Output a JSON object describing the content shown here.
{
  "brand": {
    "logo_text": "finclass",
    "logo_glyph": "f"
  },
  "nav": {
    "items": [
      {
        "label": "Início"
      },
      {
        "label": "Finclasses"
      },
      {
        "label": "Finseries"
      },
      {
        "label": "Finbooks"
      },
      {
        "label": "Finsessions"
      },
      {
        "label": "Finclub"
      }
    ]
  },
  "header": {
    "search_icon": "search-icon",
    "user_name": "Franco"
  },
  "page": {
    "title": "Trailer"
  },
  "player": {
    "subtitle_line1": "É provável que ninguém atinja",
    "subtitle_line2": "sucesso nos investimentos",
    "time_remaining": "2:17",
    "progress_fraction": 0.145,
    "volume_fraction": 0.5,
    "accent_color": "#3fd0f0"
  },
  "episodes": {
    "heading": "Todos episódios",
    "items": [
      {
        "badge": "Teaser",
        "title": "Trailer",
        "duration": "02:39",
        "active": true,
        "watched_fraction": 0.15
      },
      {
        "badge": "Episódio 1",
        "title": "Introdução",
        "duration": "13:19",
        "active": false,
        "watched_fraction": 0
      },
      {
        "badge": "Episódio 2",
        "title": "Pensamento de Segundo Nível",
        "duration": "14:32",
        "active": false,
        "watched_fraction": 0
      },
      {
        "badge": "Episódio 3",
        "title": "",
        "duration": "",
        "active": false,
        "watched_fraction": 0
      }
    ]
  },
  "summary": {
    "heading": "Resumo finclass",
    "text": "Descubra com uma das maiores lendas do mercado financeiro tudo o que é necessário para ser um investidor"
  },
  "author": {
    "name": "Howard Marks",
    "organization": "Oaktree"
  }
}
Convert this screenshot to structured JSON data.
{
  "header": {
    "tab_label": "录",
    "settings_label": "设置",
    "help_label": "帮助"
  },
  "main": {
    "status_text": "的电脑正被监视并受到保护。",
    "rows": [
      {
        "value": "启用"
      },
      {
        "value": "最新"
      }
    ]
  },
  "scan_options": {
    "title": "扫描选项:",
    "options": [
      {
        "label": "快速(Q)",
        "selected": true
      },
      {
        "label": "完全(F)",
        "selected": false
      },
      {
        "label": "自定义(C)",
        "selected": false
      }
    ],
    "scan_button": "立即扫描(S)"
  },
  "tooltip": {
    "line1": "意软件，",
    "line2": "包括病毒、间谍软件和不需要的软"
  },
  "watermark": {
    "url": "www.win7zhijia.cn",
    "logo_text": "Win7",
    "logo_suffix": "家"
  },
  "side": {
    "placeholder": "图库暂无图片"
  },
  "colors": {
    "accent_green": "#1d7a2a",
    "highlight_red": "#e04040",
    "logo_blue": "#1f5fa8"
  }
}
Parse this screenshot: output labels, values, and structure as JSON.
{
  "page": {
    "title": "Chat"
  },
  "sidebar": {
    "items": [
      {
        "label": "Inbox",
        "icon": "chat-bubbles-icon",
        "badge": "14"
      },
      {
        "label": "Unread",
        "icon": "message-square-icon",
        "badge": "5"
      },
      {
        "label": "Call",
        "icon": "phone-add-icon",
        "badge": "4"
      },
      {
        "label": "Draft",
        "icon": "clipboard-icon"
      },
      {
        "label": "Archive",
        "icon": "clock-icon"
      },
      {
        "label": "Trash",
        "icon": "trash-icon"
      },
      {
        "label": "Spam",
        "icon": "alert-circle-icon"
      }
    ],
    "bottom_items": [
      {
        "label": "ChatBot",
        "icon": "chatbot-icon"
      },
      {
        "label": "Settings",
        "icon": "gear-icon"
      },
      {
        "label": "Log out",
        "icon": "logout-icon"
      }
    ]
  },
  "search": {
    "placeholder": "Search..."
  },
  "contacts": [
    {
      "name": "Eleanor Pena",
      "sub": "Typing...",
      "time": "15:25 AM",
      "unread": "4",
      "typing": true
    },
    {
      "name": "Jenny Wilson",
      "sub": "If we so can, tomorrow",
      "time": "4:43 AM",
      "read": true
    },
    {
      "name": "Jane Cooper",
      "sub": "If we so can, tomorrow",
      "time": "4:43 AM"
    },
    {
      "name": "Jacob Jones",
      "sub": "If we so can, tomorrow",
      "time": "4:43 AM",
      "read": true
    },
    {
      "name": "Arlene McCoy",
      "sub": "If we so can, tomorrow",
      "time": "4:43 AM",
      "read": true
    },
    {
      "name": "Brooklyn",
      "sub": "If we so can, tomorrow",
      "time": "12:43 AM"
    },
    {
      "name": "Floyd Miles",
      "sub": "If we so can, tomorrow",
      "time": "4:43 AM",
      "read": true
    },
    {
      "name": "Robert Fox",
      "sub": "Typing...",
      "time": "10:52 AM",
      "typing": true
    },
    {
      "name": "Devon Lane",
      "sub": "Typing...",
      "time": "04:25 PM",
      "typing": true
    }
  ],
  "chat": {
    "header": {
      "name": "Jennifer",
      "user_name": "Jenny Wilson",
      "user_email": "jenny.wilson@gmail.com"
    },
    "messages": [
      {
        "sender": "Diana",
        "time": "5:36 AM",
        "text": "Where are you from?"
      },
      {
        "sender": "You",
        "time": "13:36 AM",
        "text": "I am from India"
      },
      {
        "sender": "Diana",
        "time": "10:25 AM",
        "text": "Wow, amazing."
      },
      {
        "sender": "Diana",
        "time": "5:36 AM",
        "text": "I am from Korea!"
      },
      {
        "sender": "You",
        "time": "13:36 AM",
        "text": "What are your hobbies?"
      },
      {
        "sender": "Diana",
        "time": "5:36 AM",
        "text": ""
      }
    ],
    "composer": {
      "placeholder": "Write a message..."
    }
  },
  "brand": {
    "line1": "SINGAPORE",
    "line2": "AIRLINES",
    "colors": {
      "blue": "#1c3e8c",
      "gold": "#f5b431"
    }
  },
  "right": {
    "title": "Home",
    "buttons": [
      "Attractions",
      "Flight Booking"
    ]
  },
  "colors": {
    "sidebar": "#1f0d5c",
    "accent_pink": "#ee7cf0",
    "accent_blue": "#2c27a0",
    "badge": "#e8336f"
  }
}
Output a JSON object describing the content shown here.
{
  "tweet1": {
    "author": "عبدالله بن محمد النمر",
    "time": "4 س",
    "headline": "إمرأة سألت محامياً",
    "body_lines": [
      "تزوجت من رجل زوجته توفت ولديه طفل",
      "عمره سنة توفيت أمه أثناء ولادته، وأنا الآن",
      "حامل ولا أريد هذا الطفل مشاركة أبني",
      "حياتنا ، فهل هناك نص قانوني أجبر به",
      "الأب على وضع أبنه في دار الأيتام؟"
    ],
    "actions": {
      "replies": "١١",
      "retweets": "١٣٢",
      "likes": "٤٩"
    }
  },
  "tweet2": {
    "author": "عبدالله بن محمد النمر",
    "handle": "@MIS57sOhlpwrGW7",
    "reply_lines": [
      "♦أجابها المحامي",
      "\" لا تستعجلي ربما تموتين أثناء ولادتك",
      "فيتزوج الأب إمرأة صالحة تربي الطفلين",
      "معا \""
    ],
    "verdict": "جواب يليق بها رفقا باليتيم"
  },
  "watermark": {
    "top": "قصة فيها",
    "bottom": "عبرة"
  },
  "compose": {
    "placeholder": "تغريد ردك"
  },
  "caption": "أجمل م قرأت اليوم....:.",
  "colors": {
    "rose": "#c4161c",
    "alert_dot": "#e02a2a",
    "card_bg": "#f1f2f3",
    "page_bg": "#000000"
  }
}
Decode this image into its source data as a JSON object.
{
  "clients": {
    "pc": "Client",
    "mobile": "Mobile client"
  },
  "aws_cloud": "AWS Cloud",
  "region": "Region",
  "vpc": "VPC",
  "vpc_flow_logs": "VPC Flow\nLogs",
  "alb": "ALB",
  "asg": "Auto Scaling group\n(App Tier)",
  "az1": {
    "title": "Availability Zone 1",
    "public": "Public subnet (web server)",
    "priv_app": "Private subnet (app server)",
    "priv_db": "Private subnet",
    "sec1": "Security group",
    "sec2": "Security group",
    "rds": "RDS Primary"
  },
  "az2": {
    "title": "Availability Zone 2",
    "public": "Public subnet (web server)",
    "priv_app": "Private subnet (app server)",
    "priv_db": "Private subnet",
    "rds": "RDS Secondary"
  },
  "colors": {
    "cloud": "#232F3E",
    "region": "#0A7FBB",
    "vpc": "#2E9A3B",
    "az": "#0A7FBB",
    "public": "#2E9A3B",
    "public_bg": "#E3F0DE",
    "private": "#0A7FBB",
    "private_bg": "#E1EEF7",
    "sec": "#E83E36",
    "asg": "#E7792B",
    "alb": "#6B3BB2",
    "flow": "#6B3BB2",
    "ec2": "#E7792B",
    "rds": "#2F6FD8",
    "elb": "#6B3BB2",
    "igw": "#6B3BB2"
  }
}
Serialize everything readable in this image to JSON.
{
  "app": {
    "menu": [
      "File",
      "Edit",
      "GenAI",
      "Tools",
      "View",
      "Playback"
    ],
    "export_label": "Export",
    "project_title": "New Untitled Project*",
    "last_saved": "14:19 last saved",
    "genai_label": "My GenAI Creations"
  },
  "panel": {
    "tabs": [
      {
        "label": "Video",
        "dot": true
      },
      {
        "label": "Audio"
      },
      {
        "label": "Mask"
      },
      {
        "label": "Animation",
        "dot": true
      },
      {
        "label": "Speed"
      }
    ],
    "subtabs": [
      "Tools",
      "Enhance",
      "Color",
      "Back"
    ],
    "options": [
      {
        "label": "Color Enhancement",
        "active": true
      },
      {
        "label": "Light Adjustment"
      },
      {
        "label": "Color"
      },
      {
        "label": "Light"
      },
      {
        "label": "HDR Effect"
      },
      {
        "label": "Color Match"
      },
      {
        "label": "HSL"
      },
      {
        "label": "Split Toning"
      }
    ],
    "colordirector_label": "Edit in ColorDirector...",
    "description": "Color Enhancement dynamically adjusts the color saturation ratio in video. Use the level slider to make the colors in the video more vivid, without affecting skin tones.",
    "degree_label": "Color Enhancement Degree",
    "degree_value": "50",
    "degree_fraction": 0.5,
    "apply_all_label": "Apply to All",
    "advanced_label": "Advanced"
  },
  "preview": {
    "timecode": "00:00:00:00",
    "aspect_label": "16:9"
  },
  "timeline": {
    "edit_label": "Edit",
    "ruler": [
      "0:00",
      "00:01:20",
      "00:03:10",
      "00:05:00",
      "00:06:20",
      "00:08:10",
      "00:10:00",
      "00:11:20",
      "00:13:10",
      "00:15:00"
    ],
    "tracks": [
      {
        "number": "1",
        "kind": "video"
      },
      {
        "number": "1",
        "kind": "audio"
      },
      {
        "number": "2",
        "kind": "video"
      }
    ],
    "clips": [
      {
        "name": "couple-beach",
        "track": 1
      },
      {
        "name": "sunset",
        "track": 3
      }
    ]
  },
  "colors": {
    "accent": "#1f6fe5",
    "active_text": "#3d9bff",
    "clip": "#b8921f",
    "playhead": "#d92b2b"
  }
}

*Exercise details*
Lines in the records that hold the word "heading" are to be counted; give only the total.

*Response area*
2